WORK ITEM: How many lines in the data below have the string "icon"? Reply with the number alone.

PROVIDED DATA section start

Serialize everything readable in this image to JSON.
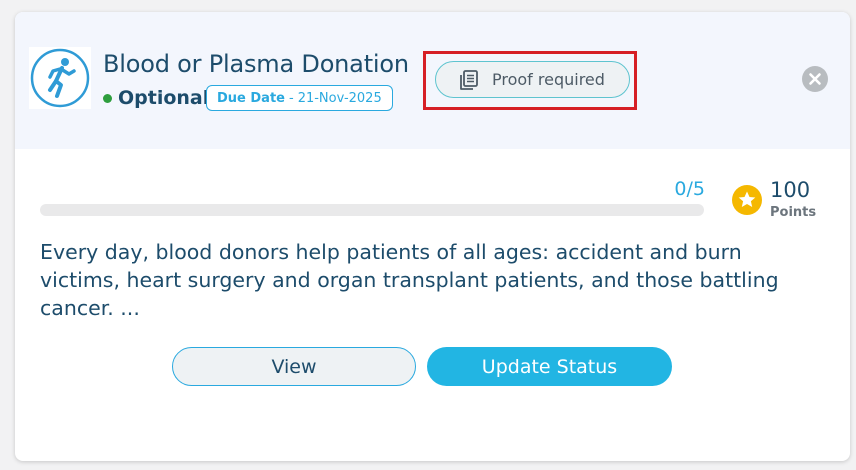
{
  "card": {
    "title": "Blood or Plasma Donation",
    "optional_label": "Optional",
    "due_date_label": "Due Date",
    "due_date_separator": "-",
    "due_date_value": "21-Nov-2025",
    "proof_label": "Proof required",
    "activity_icon": "running-person-icon",
    "proof_icon": "document-icon",
    "close_icon": "close-icon",
    "progress": {
      "text": "0/5",
      "current": 0,
      "total": 5
    },
    "points": {
      "value": "100",
      "label": "Points",
      "icon": "star-icon"
    },
    "description": "Every day, blood donors help patients of all ages: accident and burn victims, heart surgery and organ transplant patients, and those battling cancer. ...",
    "buttons": {
      "view": "View",
      "update_status": "Update Status"
    }
  },
  "colors": {
    "accent": "#2aa9df",
    "primary_button": "#22b5e3",
    "title_text": "#1d4c6b",
    "optional_dot": "#2e9e3e",
    "highlight_border": "#d61f26",
    "star": "#f5b800"
  }
}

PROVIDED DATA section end

SOLUTION TO THIS EXERCISE: 4